- Damage due to coastal or riverbank erosion
- Damage due to bedding down, settling, expanding or shrinking
- Damage to certain types of floors unless the walls are damaged at the same time by the same event
- Damage due to faulty design or poor workmanship
- Damage to things that are typically outside, for example swimming pools, hot tubs, tennis courts, drives, patios, gates and fences
How can I tell if my home has subsidence issues?
Cracks in your walls aren’t necessarily a sign of subsidence, particularly if you bought a new build - often your house ‘bedding down’ or ‘settling’ in the first years following the building being complete can cause some small cracks as well. This type of damage typically wouldn’t be covered by insurance providers under a subsidence claim.
Typically cracks from subsidence are:
- Wider at the top than the bottom
- Thicker than a 10p coin
- Often around doors or windows
Other signs of subsidence are: doors and windows not closing fully or sticking, and wallpaper crinkling when it meets another wall or the ceiling. Of course, this could also just be poor wallpaper DIY at some point in the history of the home, so take care to not leap to expensive conclusions without a decent chunk of evidence supporting it!
What causes subsidence?
While subsidence can happen anywhere, some of the more common causes include:
- Trees: Root systems can get under the foundation (especially if it’s shallow) and cause the ground underneath to shift. More commonly than that, trees close to your home can sometimes cause changes in the moisture content in the soil underneath your home as they absorb water and grow, which can shift the ground underneath. To help, the ABI has a list of recommendations of how near or far certain tree species should be from your home.
- Clay: Clay can be particularly sensitive to the weather, contracting with dryness and heat, which can lead to instability. Clay is a more common ground in southern England than elsewhere in the country.
- Mining: If there are old mines beneath your home, this can be an issue because the material used to fill the mine can decompose and shift, causing subsidence. Note that if your subsidence is caused by a coal mine, this is typically dealt with through the Coal Authority rather than with your Home Insurance provider.
- Leaks: If you have a persistent problem in your home with leaky pipes, drains, mains, flooding or otherwise, that can soften the ground beneath your home and cause a shift.
How long do you have to declare subsidence?
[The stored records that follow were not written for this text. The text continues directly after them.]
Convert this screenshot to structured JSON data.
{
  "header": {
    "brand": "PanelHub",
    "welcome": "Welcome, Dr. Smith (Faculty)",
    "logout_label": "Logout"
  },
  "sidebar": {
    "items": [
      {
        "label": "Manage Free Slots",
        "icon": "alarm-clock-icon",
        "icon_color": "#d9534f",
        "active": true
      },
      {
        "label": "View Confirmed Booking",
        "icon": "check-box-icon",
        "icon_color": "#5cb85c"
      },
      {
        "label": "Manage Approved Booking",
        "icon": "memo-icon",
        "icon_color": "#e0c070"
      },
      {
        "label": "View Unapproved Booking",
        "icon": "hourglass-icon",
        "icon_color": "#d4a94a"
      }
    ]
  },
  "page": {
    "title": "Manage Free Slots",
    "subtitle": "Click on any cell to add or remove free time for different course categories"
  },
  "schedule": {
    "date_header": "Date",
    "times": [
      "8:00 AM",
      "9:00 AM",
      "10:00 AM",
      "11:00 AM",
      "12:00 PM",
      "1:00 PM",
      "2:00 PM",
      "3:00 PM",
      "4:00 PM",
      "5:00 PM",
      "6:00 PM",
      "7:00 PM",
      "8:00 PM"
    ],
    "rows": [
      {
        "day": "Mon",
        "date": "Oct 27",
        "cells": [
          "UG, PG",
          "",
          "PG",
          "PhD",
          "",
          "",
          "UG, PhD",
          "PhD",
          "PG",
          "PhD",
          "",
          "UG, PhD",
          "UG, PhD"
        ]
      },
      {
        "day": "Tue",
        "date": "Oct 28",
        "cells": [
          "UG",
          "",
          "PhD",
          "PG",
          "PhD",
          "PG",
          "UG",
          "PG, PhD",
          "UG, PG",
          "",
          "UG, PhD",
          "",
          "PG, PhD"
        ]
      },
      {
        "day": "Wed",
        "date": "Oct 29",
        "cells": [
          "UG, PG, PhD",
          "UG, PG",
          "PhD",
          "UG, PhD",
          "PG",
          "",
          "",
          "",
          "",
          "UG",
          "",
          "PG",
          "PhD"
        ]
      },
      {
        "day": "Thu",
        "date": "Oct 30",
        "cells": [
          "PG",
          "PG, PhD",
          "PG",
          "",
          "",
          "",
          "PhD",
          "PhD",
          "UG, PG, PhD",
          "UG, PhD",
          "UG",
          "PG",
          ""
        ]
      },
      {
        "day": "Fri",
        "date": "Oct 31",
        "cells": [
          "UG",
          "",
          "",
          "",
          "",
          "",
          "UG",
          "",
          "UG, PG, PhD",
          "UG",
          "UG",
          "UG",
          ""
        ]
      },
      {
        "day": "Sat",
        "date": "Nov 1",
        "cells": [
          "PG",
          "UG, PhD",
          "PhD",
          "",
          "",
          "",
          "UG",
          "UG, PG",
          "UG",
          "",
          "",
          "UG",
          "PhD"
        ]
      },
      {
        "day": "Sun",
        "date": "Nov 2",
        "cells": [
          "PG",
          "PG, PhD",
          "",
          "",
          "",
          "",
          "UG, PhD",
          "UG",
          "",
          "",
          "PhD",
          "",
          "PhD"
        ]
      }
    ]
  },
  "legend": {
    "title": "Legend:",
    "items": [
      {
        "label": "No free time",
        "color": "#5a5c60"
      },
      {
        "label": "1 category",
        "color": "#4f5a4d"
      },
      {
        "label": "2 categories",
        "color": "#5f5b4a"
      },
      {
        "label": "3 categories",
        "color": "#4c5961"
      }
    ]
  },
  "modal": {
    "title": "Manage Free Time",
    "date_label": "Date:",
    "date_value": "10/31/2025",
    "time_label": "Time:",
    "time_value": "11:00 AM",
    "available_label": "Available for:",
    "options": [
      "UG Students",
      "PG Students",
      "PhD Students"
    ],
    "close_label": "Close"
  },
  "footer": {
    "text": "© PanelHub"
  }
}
Well, if you have subsidence at your home, you’d want to get it managed as soon as possible to limit and fix the damage.
If you’re switching insurance providers, whether your new or previous insurer addresses the claim is decided by the ABI’s claim handling agreement. It’d also be a good idea to share any potential subsidence to your new insurance company, regardless of whether or not you need to make a claim at the beginning of your policy. If you do want to make a claim after switching:
- If the claim is within 8 weeks of switching to a new insurance company, your previous insurer will handle the claim
- If it’s between 8 weeks and 1 year, your previous and current insurer will jointly manage the claim
- If it’s after 1 year, your current provider will take on your claim
What about subsidence excess Home Insurance?
As mentioned earlier, some insurers might charge a higher excess for subsidence claims on Home Insurance because of the higher associated costs for repair.
While subsidence can be a hard concept to wrap your head around when you’re looking at homes to buy, it’s an important one to consider because homes with a subsidence history can be much harder to insure. Knowing that your Home Insurance should cover your home if subsidence issues occur, you’ll hopefully be able to rest a bit easier when you move into a new house.
Urban Jungle is not a financial advisor and information in this article should not be taken as advice or recommendation.